## THE PROBLEM
Find the string "Manage" in the listing and report every line that has it.
※ ※ ※
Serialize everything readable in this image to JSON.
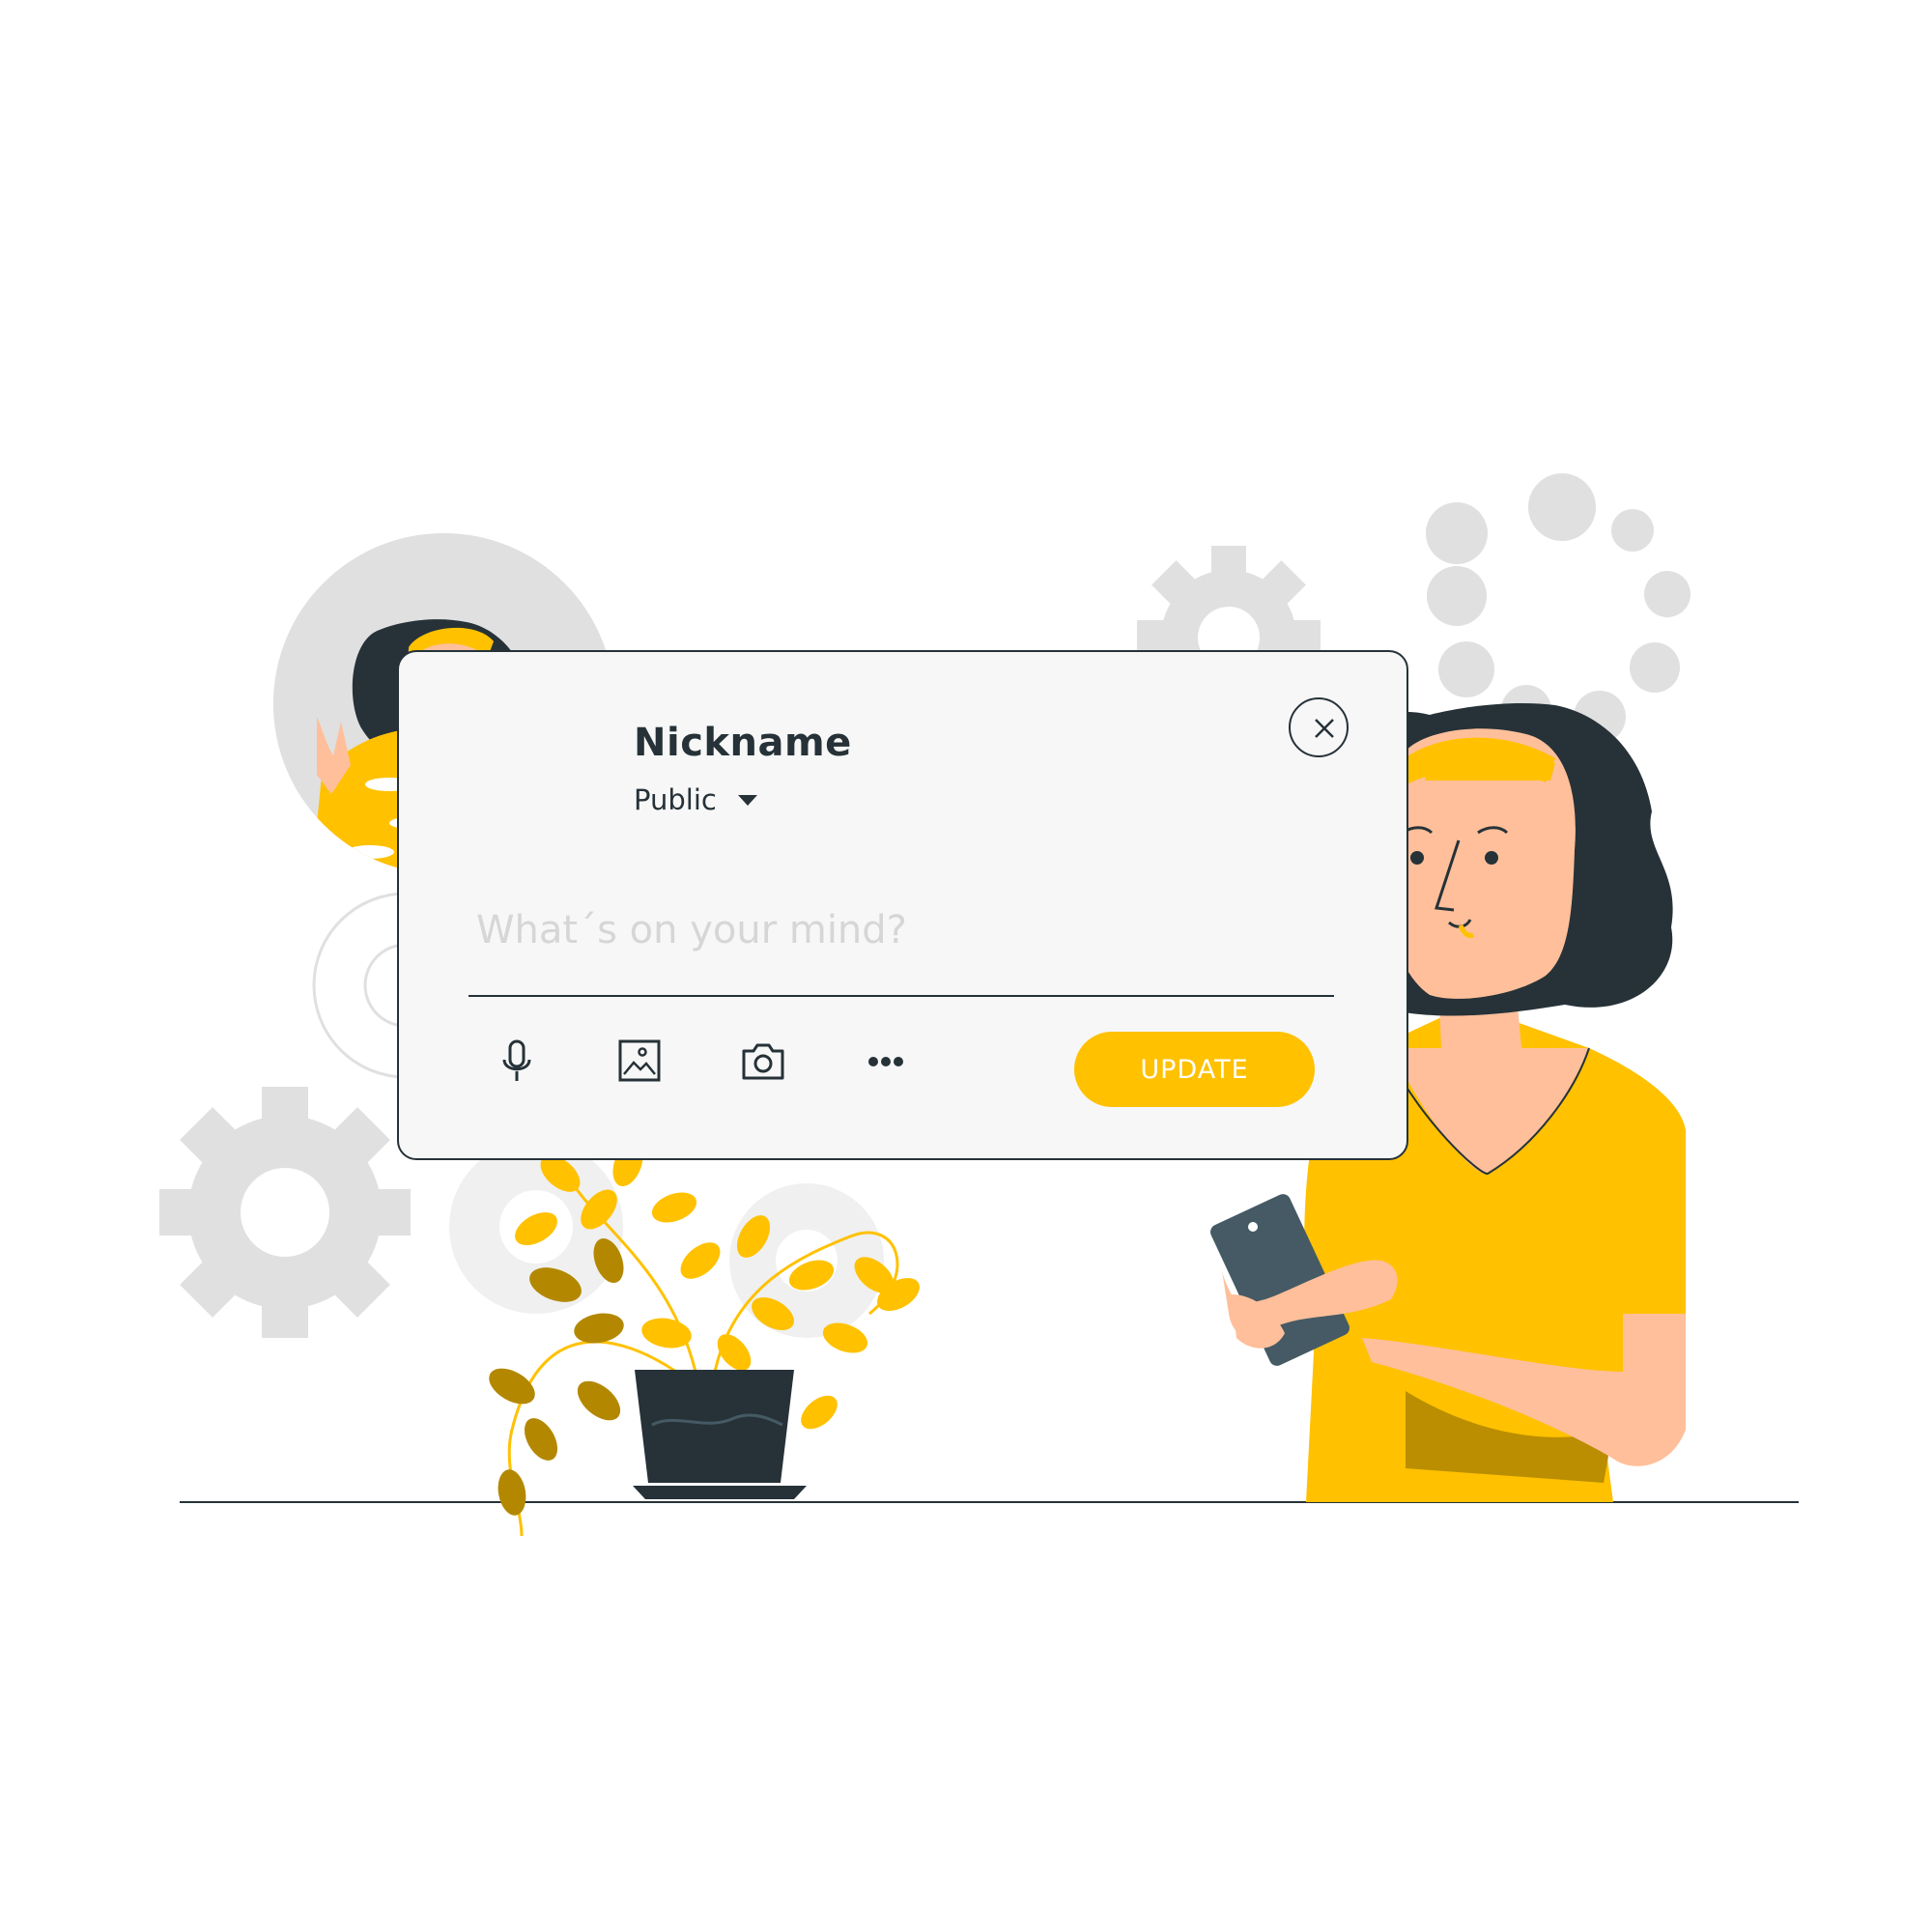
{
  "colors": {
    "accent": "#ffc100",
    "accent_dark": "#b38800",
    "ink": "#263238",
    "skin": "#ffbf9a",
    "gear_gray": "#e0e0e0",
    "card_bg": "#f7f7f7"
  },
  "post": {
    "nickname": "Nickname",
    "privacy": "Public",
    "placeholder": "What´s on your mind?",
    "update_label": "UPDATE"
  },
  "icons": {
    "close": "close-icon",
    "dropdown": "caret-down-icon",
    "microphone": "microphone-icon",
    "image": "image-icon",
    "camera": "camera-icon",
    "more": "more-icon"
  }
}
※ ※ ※
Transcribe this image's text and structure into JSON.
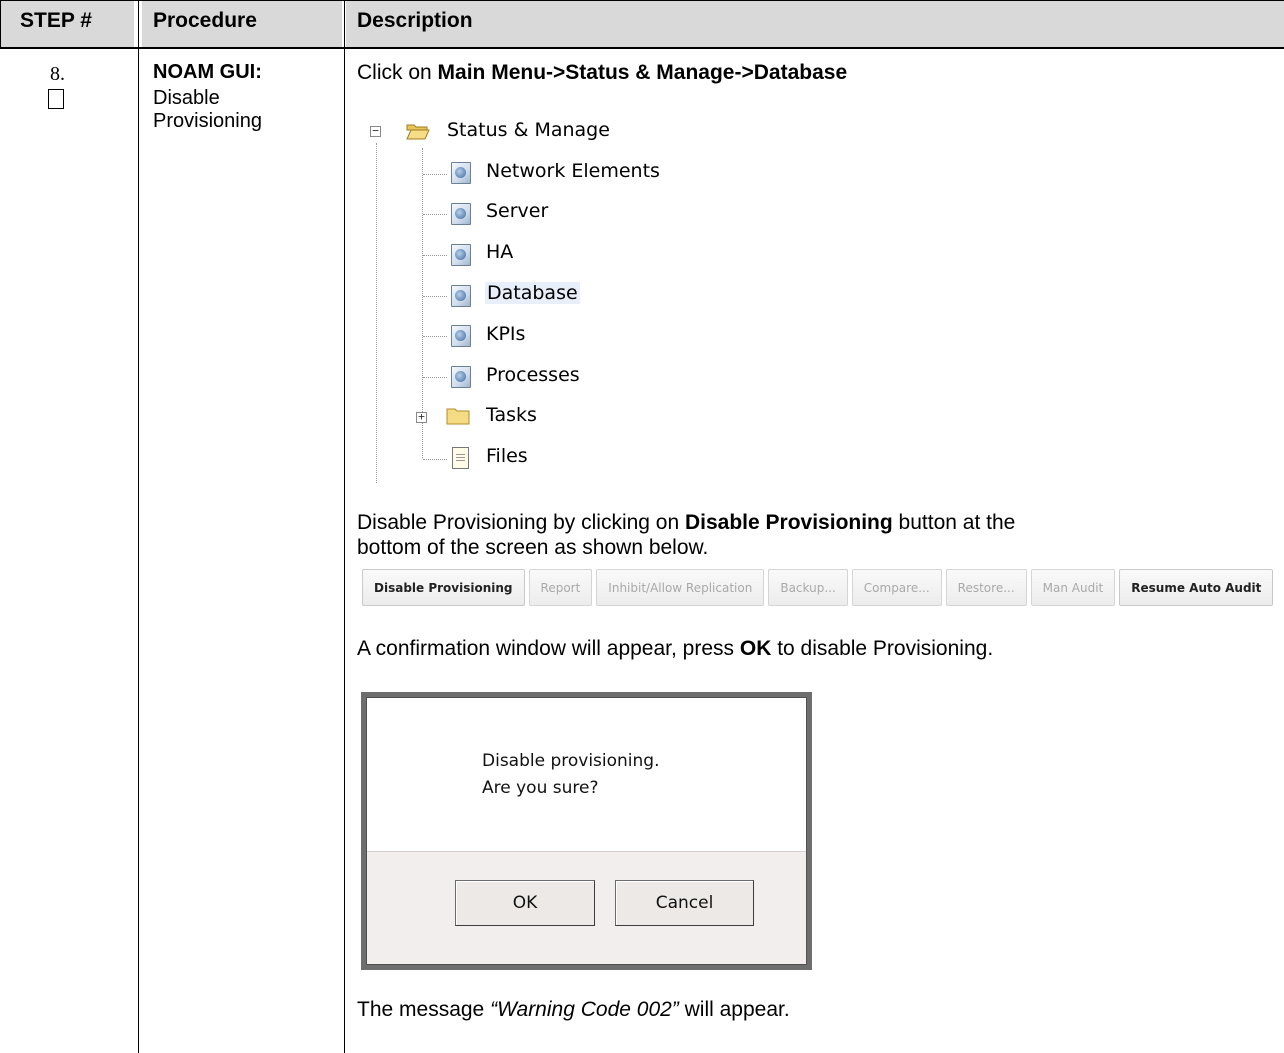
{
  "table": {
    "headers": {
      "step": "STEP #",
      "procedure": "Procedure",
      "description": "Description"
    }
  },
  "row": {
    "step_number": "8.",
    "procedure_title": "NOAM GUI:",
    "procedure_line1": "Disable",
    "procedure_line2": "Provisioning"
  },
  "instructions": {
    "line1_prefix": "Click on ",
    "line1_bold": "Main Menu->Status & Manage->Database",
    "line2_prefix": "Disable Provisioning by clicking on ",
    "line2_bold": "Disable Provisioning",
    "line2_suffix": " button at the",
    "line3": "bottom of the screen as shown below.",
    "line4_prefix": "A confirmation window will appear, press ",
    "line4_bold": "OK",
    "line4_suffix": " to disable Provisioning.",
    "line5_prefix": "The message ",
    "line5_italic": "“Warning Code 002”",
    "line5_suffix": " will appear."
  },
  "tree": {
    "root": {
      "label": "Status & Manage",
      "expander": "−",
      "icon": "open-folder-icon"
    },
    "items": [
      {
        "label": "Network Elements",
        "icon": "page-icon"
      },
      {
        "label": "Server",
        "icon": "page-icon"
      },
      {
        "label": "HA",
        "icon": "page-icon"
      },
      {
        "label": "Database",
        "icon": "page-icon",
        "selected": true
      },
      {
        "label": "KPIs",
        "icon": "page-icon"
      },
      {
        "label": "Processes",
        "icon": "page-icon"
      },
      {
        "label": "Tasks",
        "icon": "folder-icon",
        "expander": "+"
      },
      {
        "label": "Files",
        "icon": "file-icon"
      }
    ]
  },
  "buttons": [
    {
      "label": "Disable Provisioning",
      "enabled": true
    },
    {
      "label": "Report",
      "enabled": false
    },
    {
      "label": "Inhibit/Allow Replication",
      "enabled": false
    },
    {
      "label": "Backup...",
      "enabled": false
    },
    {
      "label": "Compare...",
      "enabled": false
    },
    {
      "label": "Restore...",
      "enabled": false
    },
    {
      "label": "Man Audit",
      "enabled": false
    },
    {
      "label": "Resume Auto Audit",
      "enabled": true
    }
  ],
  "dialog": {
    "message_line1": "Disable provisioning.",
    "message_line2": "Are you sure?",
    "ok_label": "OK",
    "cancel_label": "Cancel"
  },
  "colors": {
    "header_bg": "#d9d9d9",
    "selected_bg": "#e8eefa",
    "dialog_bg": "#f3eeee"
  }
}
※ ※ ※
## WRITTEN REPLY
    "line1_bold": "Main Menu->Status & Manage->Database",
      "label": "Status & Manage",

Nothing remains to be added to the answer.